It takes more than simply packing boxes and scheduling moving trucks to arrange a relocation, particularly one that crosses state borders. A major issue that many people first ignore is how they will transport their most precious possessions, which are their cars. Selecting the right company for your car shipping needs is vitally important, even with all the considerations you have to make during the relocation process. If you make this choice right, it can make sure that your car arrives at its destination unscathed and spare you a great deal of worry.
For more than a decade, Ship A Car, Inc. has been the industry leader, and its longevity and reputation are well-deserved. The Better Business Bureau has awarded them an A+ rating because of their continuous commitment to excellence.
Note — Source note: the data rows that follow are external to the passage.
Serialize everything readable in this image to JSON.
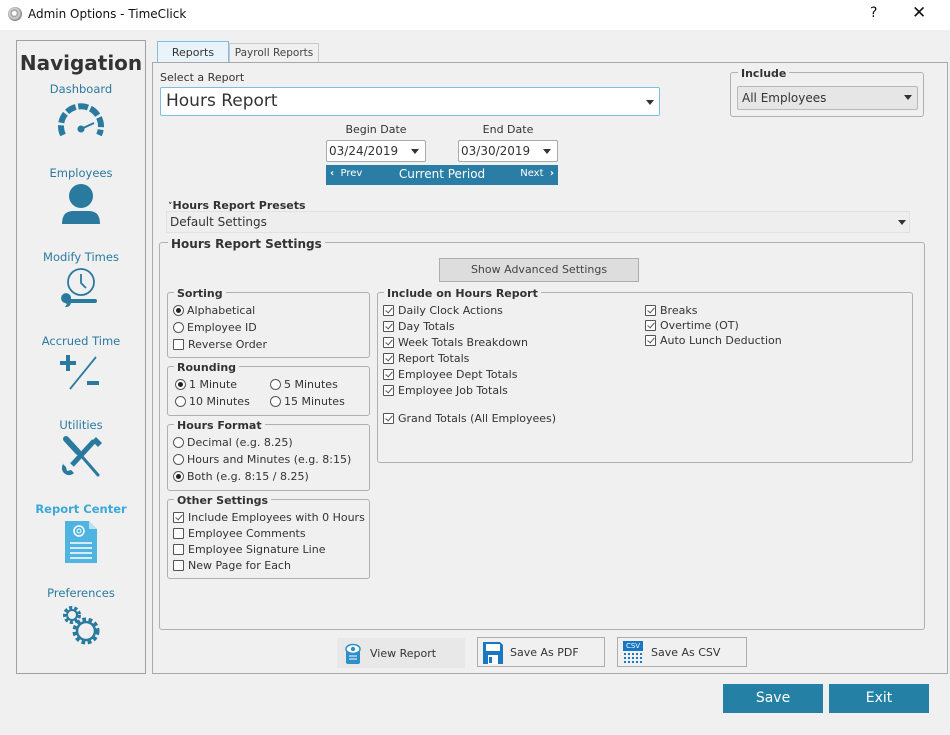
{
  "window": {
    "title": "Admin Options - TimeClick",
    "help_label": "?",
    "close_label": "✕"
  },
  "navigation": {
    "title": "Navigation",
    "items": [
      {
        "label": "Dashboard",
        "icon": "speedometer-icon",
        "active": false
      },
      {
        "label": "Employees",
        "icon": "person-icon",
        "active": false
      },
      {
        "label": "Modify Times",
        "icon": "clock-wrench-icon",
        "active": false
      },
      {
        "label": "Accrued Time",
        "icon": "plus-minus-icon",
        "active": false
      },
      {
        "label": "Utilities",
        "icon": "tools-icon",
        "active": false
      },
      {
        "label": "Report Center",
        "icon": "report-document-icon",
        "active": true
      },
      {
        "label": "Preferences",
        "icon": "gears-icon",
        "active": false
      }
    ]
  },
  "tabs": [
    {
      "label": "Reports",
      "active": true
    },
    {
      "label": "Payroll Reports",
      "active": false
    }
  ],
  "report": {
    "select_label": "Select a Report",
    "selected": "Hours Report"
  },
  "include": {
    "legend": "Include",
    "selected": "All Employees"
  },
  "dates": {
    "begin_label": "Begin Date",
    "begin_value": "03/24/2019",
    "end_label": "End Date",
    "end_value": "03/30/2019",
    "prev_label": "Prev",
    "current_label": "Current Period",
    "next_label": "Next"
  },
  "presets": {
    "label": "Hours Report Presets",
    "selected": "Default Settings"
  },
  "settings": {
    "legend": "Hours Report Settings",
    "advanced_button": "Show Advanced Settings",
    "sorting": {
      "legend": "Sorting",
      "options": [
        {
          "label": "Alphabetical",
          "type": "radio",
          "checked": true
        },
        {
          "label": "Employee ID",
          "type": "radio",
          "checked": false
        },
        {
          "label": "Reverse Order",
          "type": "checkbox",
          "checked": false
        }
      ]
    },
    "rounding": {
      "legend": "Rounding",
      "options": [
        {
          "label": "1 Minute",
          "checked": true
        },
        {
          "label": "5 Minutes",
          "checked": false
        },
        {
          "label": "10 Minutes",
          "checked": false
        },
        {
          "label": "15 Minutes",
          "checked": false
        }
      ]
    },
    "hours_format": {
      "legend": "Hours Format",
      "options": [
        {
          "label": "Decimal (e.g. 8.25)",
          "checked": false
        },
        {
          "label": "Hours and Minutes (e.g. 8:15)",
          "checked": false
        },
        {
          "label": "Both (e.g. 8:15 / 8.25)",
          "checked": true
        }
      ]
    },
    "other": {
      "legend": "Other Settings",
      "options": [
        {
          "label": "Include Employees with 0 Hours",
          "checked": true
        },
        {
          "label": "Employee Comments",
          "checked": false
        },
        {
          "label": "Employee Signature Line",
          "checked": false
        },
        {
          "label": "New Page for Each",
          "checked": false
        }
      ]
    },
    "include_on_report": {
      "legend": "Include on Hours Report",
      "left_column": [
        {
          "label": "Daily Clock Actions",
          "checked": true
        },
        {
          "label": "Day Totals",
          "checked": true
        },
        {
          "label": "Week Totals Breakdown",
          "checked": true
        },
        {
          "label": "Report Totals",
          "checked": true
        },
        {
          "label": "Employee Dept Totals",
          "checked": true
        },
        {
          "label": "Employee Job Totals",
          "checked": true
        }
      ],
      "grand_totals": {
        "label": "Grand Totals (All Employees)",
        "checked": true
      },
      "right_column": [
        {
          "label": "Breaks",
          "checked": true
        },
        {
          "label": "Overtime (OT)",
          "checked": true
        },
        {
          "label": "Auto Lunch Deduction",
          "checked": true
        }
      ]
    }
  },
  "actions": {
    "view_report": "View Report",
    "save_pdf": "Save As PDF",
    "save_csv": "Save As CSV",
    "csv_icon_text": "CSV"
  },
  "footer": {
    "save": "Save",
    "exit": "Exit"
  },
  "colors": {
    "accent": "#2580a6",
    "nav_link": "#2a7aa0",
    "nav_active": "#3aa8d8"
  }
}
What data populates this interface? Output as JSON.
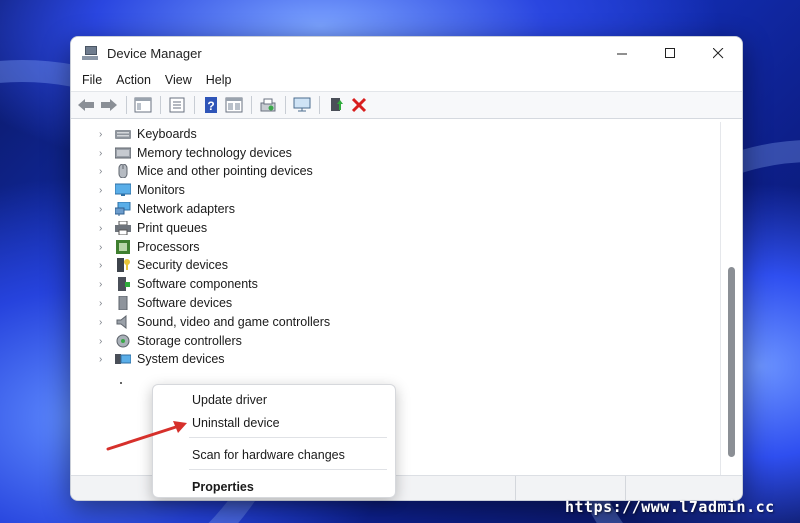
{
  "window": {
    "title": "Device Manager",
    "controls": {
      "minimize": "—",
      "maximize": "☐",
      "close": "✕"
    }
  },
  "menu": [
    "File",
    "Action",
    "View",
    "Help"
  ],
  "toolbar_icons": [
    "back-arrow-icon",
    "forward-arrow-icon",
    "show-hide-icon",
    "properties-icon",
    "help-icon",
    "view-icon",
    "scan-hardware-icon",
    "monitor-icon",
    "update-driver-icon",
    "uninstall-icon"
  ],
  "tree": [
    {
      "label": "Keyboards",
      "icon": "keyboard-icon"
    },
    {
      "label": "Memory technology devices",
      "icon": "memory-icon"
    },
    {
      "label": "Mice and other pointing devices",
      "icon": "mouse-icon"
    },
    {
      "label": "Monitors",
      "icon": "monitor-icon"
    },
    {
      "label": "Network adapters",
      "icon": "network-icon"
    },
    {
      "label": "Print queues",
      "icon": "printer-icon"
    },
    {
      "label": "Processors",
      "icon": "processor-icon"
    },
    {
      "label": "Security devices",
      "icon": "security-icon"
    },
    {
      "label": "Software components",
      "icon": "software-component-icon"
    },
    {
      "label": "Software devices",
      "icon": "software-device-icon"
    },
    {
      "label": "Sound, video and game controllers",
      "icon": "speaker-icon"
    },
    {
      "label": "Storage controllers",
      "icon": "storage-icon"
    },
    {
      "label": "System devices",
      "icon": "system-icon"
    }
  ],
  "context_menu": {
    "update": "Update driver",
    "uninstall": "Uninstall device",
    "scan": "Scan for hardware changes",
    "properties": "Properties"
  },
  "watermark": "https://www.l7admin.cc",
  "colors": {
    "annotation_arrow": "#d6302b",
    "uninstall_x": "#d81e1e"
  }
}
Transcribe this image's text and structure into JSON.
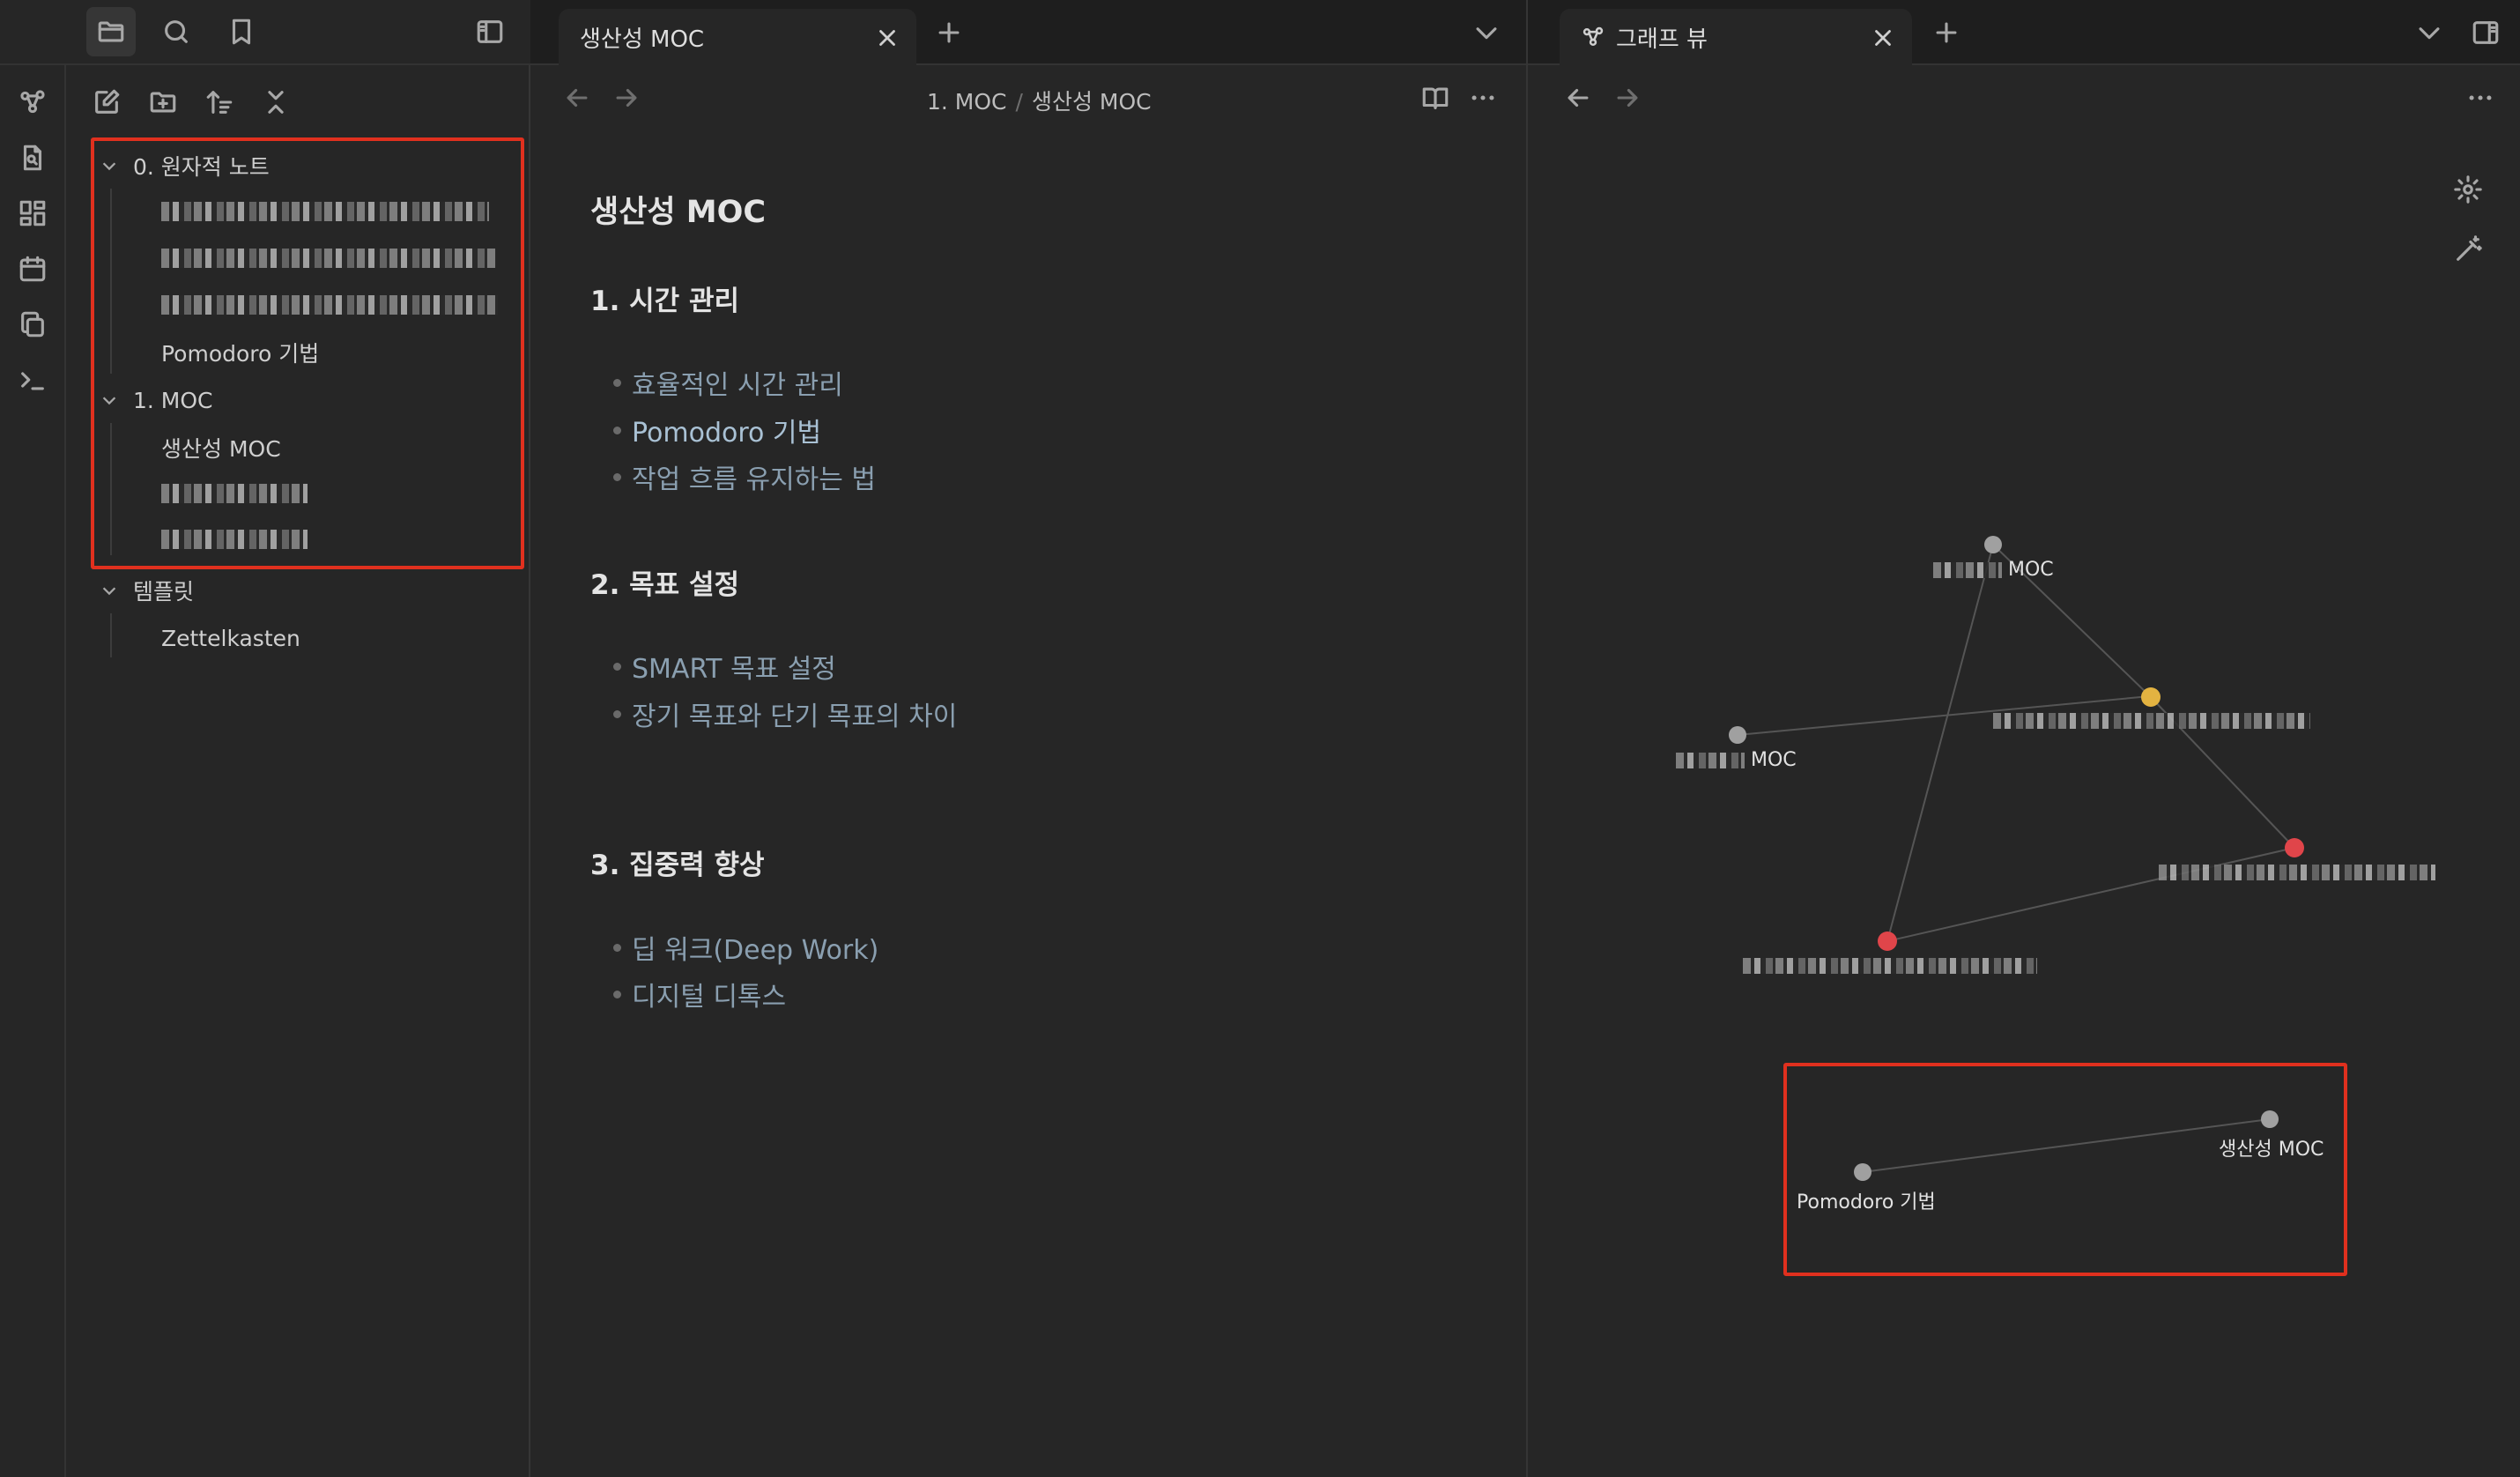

They are more knowledgeable than others about the subtleties and intricacies of the freight transportation industry. Ship A Car has established itself as the go-to option for cross-country moves of any kind, whether you’re moving from California to Texas, New York to Florida, or somewhere else entirely. They make the process straightforward and stress-free.
Beyond simply selecting the best shipping option, it’s crucial to comprehend every facet of your relocation, particularly the monetary ones. Even though we’ve covered a number of moving-related deductible costs, in order to fully understand the tax benefits of these deductions, it’s imperative to speak with a tax expert. They can offer you clarification on how using Ship A Car, Inc.’s services could fit into your relocation’s overall budgetary plan. Your relocation may be affordable, efficient, and seamless if you have the appropriate partners, like Ship A Car, Inc., and the correct information.
Q1: Can I deduct the meals I had during my move?
A1: No, meals are not deductible as part of the costs associated with moving.
Q2: What if my employer reimburses some of my moving expenses?
A2: If you have previously claimed a deduction and later got repaid by your employer for that deduction, you may be required to report the reimbursement received from your employer as income on your tax return.
Q3: Why should I consider Ship A Car, Inc. for transporting my vehicle during the move?
A3: Ship A Car, Inc. has an outstanding track record, an A+ rating with the Better Business Bureau (BBB), and more than a decade of expertise, all of which offers safe and dependable car transportation throughout the United States.